Your objective
Print the entries below again exactly as they stand, but skip any picture.

Data for this exercise
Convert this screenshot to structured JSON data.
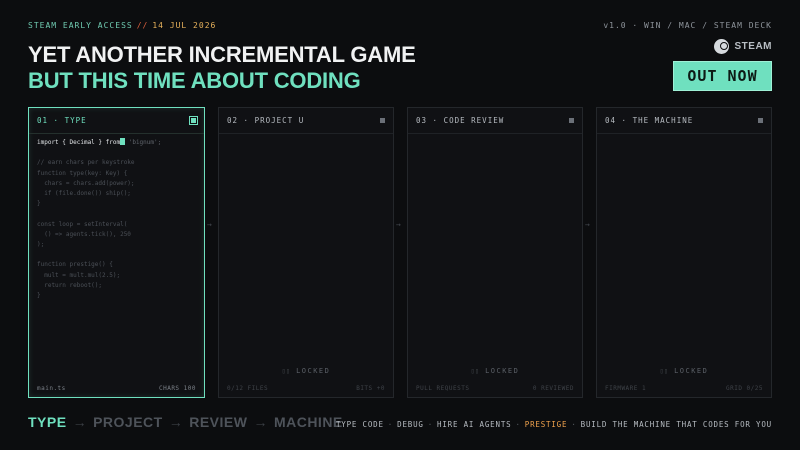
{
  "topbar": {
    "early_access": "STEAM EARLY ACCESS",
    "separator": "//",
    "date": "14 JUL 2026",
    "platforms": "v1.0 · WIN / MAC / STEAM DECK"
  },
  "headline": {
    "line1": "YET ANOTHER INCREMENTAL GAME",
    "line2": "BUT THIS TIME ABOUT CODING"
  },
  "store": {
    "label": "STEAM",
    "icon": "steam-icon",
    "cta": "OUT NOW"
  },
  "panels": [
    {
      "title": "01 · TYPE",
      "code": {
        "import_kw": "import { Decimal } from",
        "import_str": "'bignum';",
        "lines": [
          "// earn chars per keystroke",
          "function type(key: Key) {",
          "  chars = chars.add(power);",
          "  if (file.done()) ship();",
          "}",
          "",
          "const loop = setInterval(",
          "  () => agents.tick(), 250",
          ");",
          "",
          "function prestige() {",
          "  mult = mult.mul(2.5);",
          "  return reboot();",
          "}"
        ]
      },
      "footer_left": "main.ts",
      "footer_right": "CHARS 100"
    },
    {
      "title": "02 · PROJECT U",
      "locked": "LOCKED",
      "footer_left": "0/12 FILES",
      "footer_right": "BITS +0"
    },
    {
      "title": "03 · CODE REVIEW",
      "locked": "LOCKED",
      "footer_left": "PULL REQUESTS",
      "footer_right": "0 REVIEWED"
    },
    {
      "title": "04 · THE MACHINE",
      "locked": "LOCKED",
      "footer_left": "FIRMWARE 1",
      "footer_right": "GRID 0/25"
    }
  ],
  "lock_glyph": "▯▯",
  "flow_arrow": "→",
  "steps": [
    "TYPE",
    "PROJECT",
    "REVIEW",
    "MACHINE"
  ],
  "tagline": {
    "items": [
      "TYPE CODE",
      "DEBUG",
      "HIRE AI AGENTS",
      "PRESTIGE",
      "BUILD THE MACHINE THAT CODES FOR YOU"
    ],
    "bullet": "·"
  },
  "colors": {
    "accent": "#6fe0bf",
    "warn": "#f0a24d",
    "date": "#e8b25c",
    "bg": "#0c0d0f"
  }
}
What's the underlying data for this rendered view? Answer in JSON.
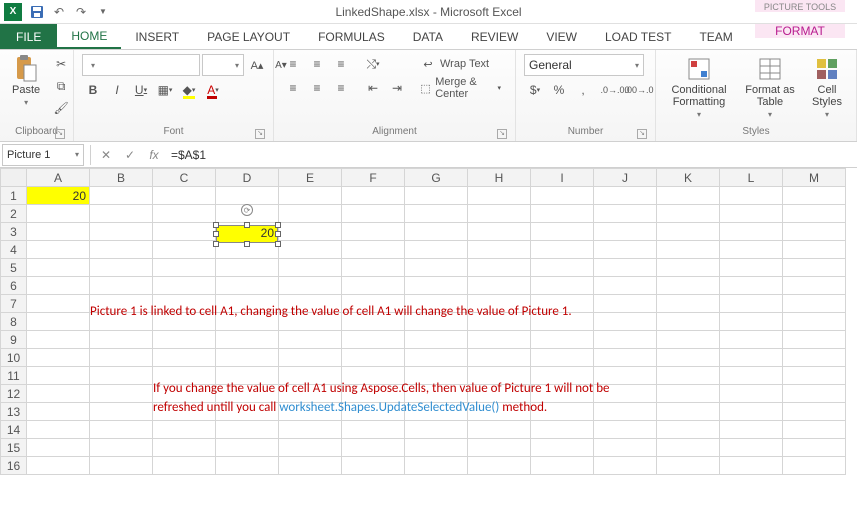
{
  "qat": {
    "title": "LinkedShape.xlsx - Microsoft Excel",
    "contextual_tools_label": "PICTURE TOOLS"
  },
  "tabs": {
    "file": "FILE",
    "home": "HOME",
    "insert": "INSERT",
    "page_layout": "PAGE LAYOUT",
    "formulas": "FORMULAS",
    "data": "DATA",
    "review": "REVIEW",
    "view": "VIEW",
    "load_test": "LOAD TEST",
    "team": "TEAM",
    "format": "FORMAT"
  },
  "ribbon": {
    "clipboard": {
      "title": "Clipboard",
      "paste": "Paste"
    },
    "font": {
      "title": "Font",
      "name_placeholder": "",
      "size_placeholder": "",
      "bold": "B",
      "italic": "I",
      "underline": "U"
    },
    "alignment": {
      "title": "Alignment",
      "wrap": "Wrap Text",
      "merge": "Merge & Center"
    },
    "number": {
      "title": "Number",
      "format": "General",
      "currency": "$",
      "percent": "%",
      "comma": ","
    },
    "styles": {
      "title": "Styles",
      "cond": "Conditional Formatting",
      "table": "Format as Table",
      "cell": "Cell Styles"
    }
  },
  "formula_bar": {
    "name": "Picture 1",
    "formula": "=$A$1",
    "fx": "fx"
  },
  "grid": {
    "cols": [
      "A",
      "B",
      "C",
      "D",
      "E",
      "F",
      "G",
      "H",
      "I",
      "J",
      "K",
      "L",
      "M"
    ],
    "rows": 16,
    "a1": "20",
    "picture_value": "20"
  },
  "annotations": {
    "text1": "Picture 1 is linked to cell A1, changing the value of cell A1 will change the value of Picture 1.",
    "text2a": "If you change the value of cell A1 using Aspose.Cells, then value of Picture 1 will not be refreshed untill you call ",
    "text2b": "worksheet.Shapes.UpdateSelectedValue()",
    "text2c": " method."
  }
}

Task answer
Convert this screenshot to structured JSON data.
{
  "topbar": {
    "early_access": "STEAM EARLY ACCESS",
    "separator": "//",
    "date": "14 JUL 2026",
    "platforms": "v1.0 · WIN / MAC / STEAM DECK"
  },
  "headline": {
    "line1": "YET ANOTHER INCREMENTAL GAME",
    "line2": "BUT THIS TIME ABOUT CODING"
  },
  "store": {
    "label": "STEAM",
    "icon": "steam-icon",
    "cta": "OUT NOW"
  },
  "panels": [
    {
      "title": "01 · TYPE",
      "code": {
        "import_kw": "import { Decimal } from",
        "import_str": "'bignum';",
        "lines": [
          "// earn chars per keystroke",
          "function type(key: Key) {",
          "  chars = chars.add(power);",
          "  if (file.done()) ship();",
          "}",
          "",
          "const loop = setInterval(",
          "  () => agents.tick(), 250",
          ");",
          "",
          "function prestige() {",
          "  mult = mult.mul(2.5);",
          "  return reboot();",
          "}"
        ]
      },
      "footer_left": "main.ts",
      "footer_right": "CHARS 100"
    },
    {
      "title": "02 · PROJECT U",
      "locked": "LOCKED",
      "footer_left": "0/12 FILES",
      "footer_right": "BITS +0"
    },
    {
      "title": "03 · CODE REVIEW",
      "locked": "LOCKED",
      "footer_left": "PULL REQUESTS",
      "footer_right": "0 REVIEWED"
    },
    {
      "title": "04 · THE MACHINE",
      "locked": "LOCKED",
      "footer_left": "FIRMWARE 1",
      "footer_right": "GRID 0/25"
    }
  ],
  "lock_glyph": "▯▯",
  "flow_arrow": "→",
  "steps": [
    "TYPE",
    "PROJECT",
    "REVIEW",
    "MACHINE"
  ],
  "tagline": {
    "items": [
      "TYPE CODE",
      "DEBUG",
      "HIRE AI AGENTS",
      "PRESTIGE",
      "BUILD THE MACHINE THAT CODES FOR YOU"
    ],
    "bullet": "·"
  },
  "colors": {
    "accent": "#6fe0bf",
    "warn": "#f0a24d",
    "date": "#e8b25c",
    "bg": "#0c0d0f"
  }
}
What's the underlying data for this rendered view? Answer in JSON.
{
  "qat": {
    "title": "LinkedShape.xlsx - Microsoft Excel",
    "contextual_tools_label": "PICTURE TOOLS"
  },
  "tabs": {
    "file": "FILE",
    "home": "HOME",
    "insert": "INSERT",
    "page_layout": "PAGE LAYOUT",
    "formulas": "FORMULAS",
    "data": "DATA",
    "review": "REVIEW",
    "view": "VIEW",
    "load_test": "LOAD TEST",
    "team": "TEAM",
    "format": "FORMAT"
  },
  "ribbon": {
    "clipboard": {
      "title": "Clipboard",
      "paste": "Paste"
    },
    "font": {
      "title": "Font",
      "name_placeholder": "",
      "size_placeholder": "",
      "bold": "B",
      "italic": "I",
      "underline": "U"
    },
    "alignment": {
      "title": "Alignment",
      "wrap": "Wrap Text",
      "merge": "Merge & Center"
    },
    "number": {
      "title": "Number",
      "format": "General",
      "currency": "$",
      "percent": "%",
      "comma": ","
    },
    "styles": {
      "title": "Styles",
      "cond": "Conditional Formatting",
      "table": "Format as Table",
      "cell": "Cell Styles"
    }
  },
  "formula_bar": {
    "name": "Picture 1",
    "formula": "=$A$1",
    "fx": "fx"
  },
  "grid": {
    "cols": [
      "A",
      "B",
      "C",
      "D",
      "E",
      "F",
      "G",
      "H",
      "I",
      "J",
      "K",
      "L",
      "M"
    ],
    "rows": 16,
    "a1": "20",
    "picture_value": "20"
  },
  "annotations": {
    "text1": "Picture 1 is linked to cell A1, changing the value of cell A1 will change the value of Picture 1.",
    "text2a": "If you change the value of cell A1 using Aspose.Cells, then value of Picture 1 will not be refreshed untill you call ",
    "text2b": "worksheet.Shapes.UpdateSelectedValue()",
    "text2c": " method."
  }
}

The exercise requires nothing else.